Across the nation, about 40 percent of youth in Friends of the Children have been impacted by foster care. Consistency of relationship and a regular schedule has been shown to mitigate stress and trauma. This is something our Friends — paid, professional mentors — are especially committed to during this difficult time. After all, each child we serve has a Friend in their life for 12 plus years, no matter what.
We know that caseworkers in our child welfare system are doing everything they can to ensure children are safe. They, too, have families and loved ones that they are caring for right now. They are also having to change the way they do their jobs, both the format and frequency of child safety visits and make harder choices about when to intervene.

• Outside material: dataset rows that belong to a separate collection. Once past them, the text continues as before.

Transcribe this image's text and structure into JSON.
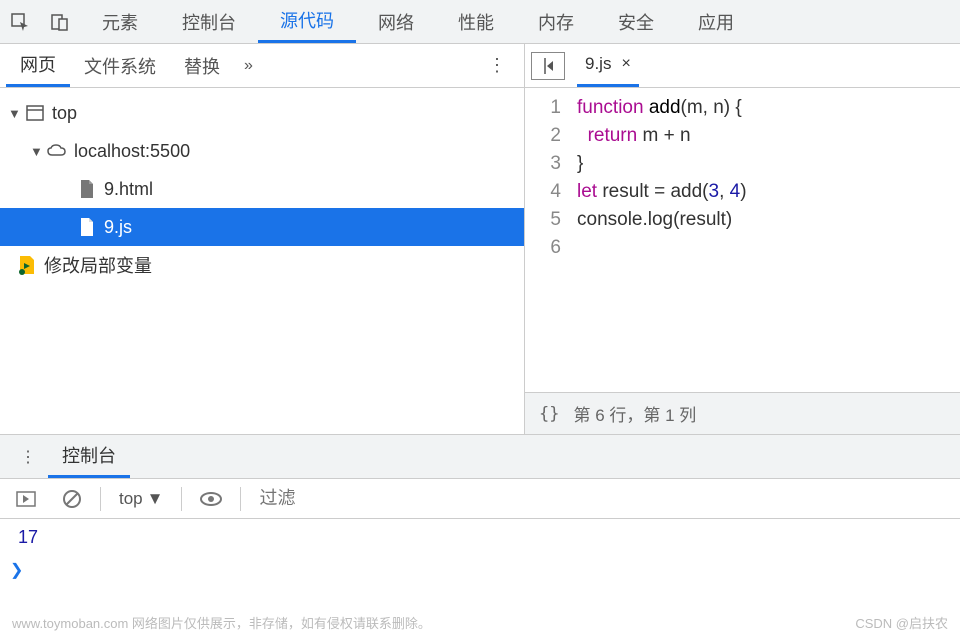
{
  "toolbar": {
    "inspect_icon": "inspect",
    "device_icon": "device"
  },
  "topTabs": [
    "元素",
    "控制台",
    "源代码",
    "网络",
    "性能",
    "内存",
    "安全",
    "应用"
  ],
  "topActiveIndex": 2,
  "leftTabs": [
    "网页",
    "文件系统",
    "替换"
  ],
  "leftActiveIndex": 0,
  "tree": {
    "top": "top",
    "host": "localhost:5500",
    "files": [
      "9.html",
      "9.js"
    ],
    "selectedFile": "9.js",
    "workspace": "修改局部变量"
  },
  "editor": {
    "fileName": "9.js",
    "lines": [
      {
        "n": 1,
        "html": "<span class='kw'>function</span> <span class='fn'>add</span>(m, n) {"
      },
      {
        "n": 2,
        "html": "  <span class='kw'>return</span> m + n"
      },
      {
        "n": 3,
        "html": "}"
      },
      {
        "n": 4,
        "html": "<span class='kw'>let</span> result = add(<span class='num'>3</span>, <span class='num'>4</span>)"
      },
      {
        "n": 5,
        "html": "console.log(result)"
      },
      {
        "n": 6,
        "html": ""
      }
    ],
    "status": "第 6 行，第 1 列"
  },
  "console": {
    "title": "控制台",
    "context": "top",
    "filterPlaceholder": "过滤",
    "output": "17"
  },
  "footer": {
    "left": "www.toymoban.com 网络图片仅供展示，非存储，如有侵权请联系删除。",
    "right": "CSDN @启扶农"
  }
}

Friends have creatively reimagined our program service model to keep our "no matter what" commitment, while also practicing social distancing. They are staying connected to all of our youth by dropping off supplies and activities, connecting parents to resources and information, reading books or doing math over the phone, and connecting through FaceTime, Zoom, WhatsApp and other technology platforms.
The digital divide in America still persists, however. It is critical from an equity lens that we ensure youth in foster care have access to their own digital devices, as well as internet service and technologies that will support them in continued learning.
With the support of a caring adult, youth in foster can — and do — overcome adversity, even in a public health and economic crisis that has brought so much uncertainty and fear. Youth in Friends of the Children go on to become health care providers, college graduates, teachers, civil servants, advocates, and parents.
During these uncertain and challenging times, let’s all commit to finding ways to support youth in foster care. Let’s consider not just what they’ve been through, but the potential of what they can become. Central Oregonians take pride in our commitment to resilient and thriving communities. Let’s show our youth in foster care just what that means.